It’s like when we had school picture day. Sure, I wore a tie most of the time, and a sweater to cover up the fact of no tie at other times, but generally I had on a collared shirt. That was fancy back then (at least when I wasn’t in church). I only knew it was school picture day because the clip-on would be lying on my bed when I got out of the shower.
It was like Santa had placed it there.
Sometimes I wish they had clip-on ties for adults. Don’t tell me they have them. You will ruin my dream. It’s the dream that sustains me, after all, the illusion that they don’t exist. If you tell me they do, then I’ll have to subscribe to a new illusion. Like when I found out about the Tooth Fairy.
So, I would clip on that tie, adjust it to hide the fact it was a clip-on, and I’d smile for the man, or the woman, who stood behind the camera with a chipmunk grin. Like I was supposed to copy them. I never did. For me it was a competition to see who would give in first. It’s why I have so many variations of the half-smile. It was like this insane game of chicken where no one won.
Except that I can still look at the pictures today and see that half-smile. And sigh. There are no pictures of that man, or that woman, with their chipmunk grins. So, I guess they won after all, huh? Or I can just stop looking at the pictures, and pretend I got my way, that there were no clip-on ties, no sweaters, and no sitting for pictures that would come back to bite me in the ass.
I wonder if everyone has the same problems I do. I show people pictures of me as a kid and they are all shocked that it’s really me. “Is that you?!” they ask me, incredulous to a fault. And I wonder every time, “Do I look that hideous now that you can’t see a glimpse of me in the chubby kid with the half-smile?” I think it’s perhaps something I’m doing wrong, or maybe I really have changed that much.

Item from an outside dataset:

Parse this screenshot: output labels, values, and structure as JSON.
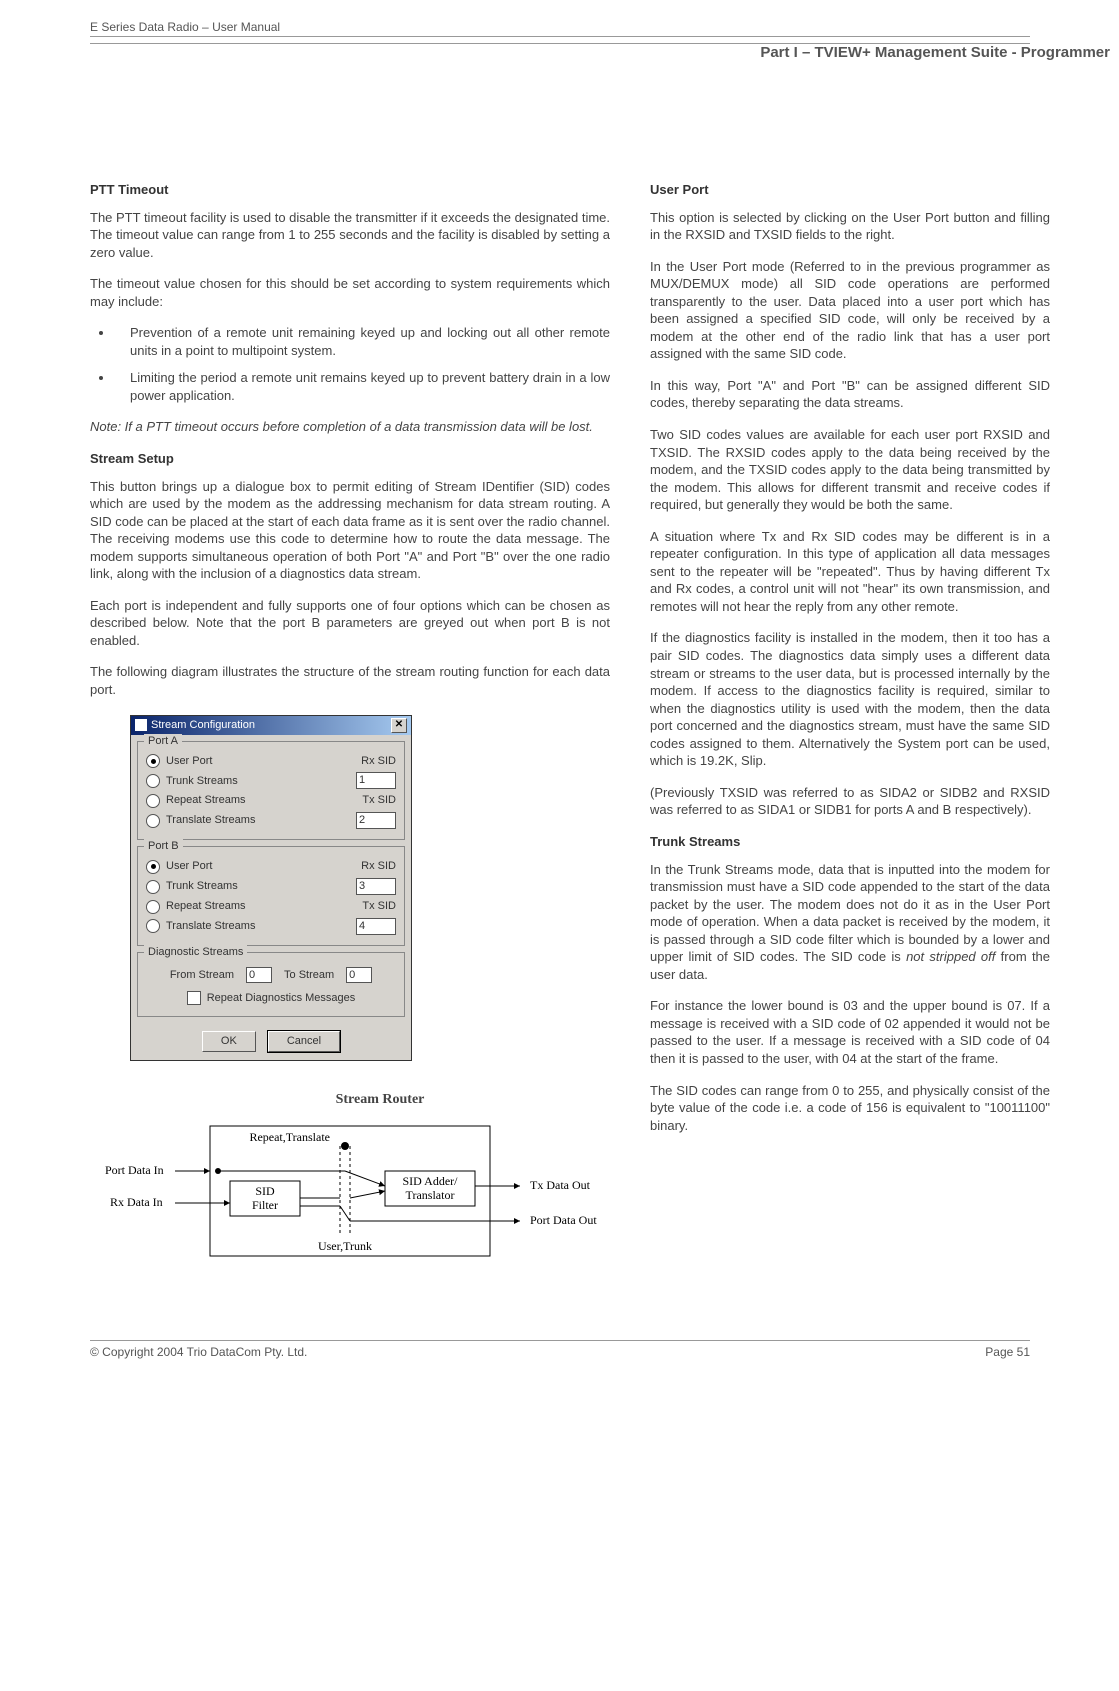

I took a bunch of pictures recently. A small portion were selfies, but many were because we were on vacation and if I appeared in none of the pictures others might doubt that I was even there. Hey, someone has to take all the good pictures that depict the moments that we will all look back on with fondness. Right? Besides, I have a good face for radio.
And I can be slightly self-deprecating at times.
Shhhh. Don’t let anybody know.
I do take pictures of my kids on the first day of school, and not because I’m dying to post them on Facebook and see how many likes I can get. I don’t do that. I leave that to my wife. I take the pictures because it’s just another excuse to try and capture these years before they’re gone and all I have left are memories. They grow up fast. I think about myself, nodding away from the camera, and I wish I had leaned in more. I wish I had understood how fast it goes, how much I might want portions of it back when it was gone.
Sometimes they’re amenable to the camera, and other times they shy away, just wanting to “get it over with,” or whatever the grumbling is all about. I don’t mind either times, because both remind me of myself, of life as a kid, of that time when declining a photograph was the biggest thing that happened that week. Because, life happens, and time has no vanquishers.
A picture is a way to capture the moment precisely as it was. It shows the bad as well as the good, the ordinary as well as the extraordinary. It shows what was right there, in all its convoluted glory. Sometimes I remember those moments, and other times I don’t, but they happened. No one can say they didn’t. I have proof it it, in those clip-ons, in the half-smile, in the turn of the shoulder to hide away.
My mom never took pictures of me on the first day of school, because that day was really no different from all the days in between the starts and the stops, in between the spiritual and the secular, in between her and me. But she took enough pictures of me that I could string together, that I could admire from a distance and make up my own mind about what each expression meant.
And I think that was good enough.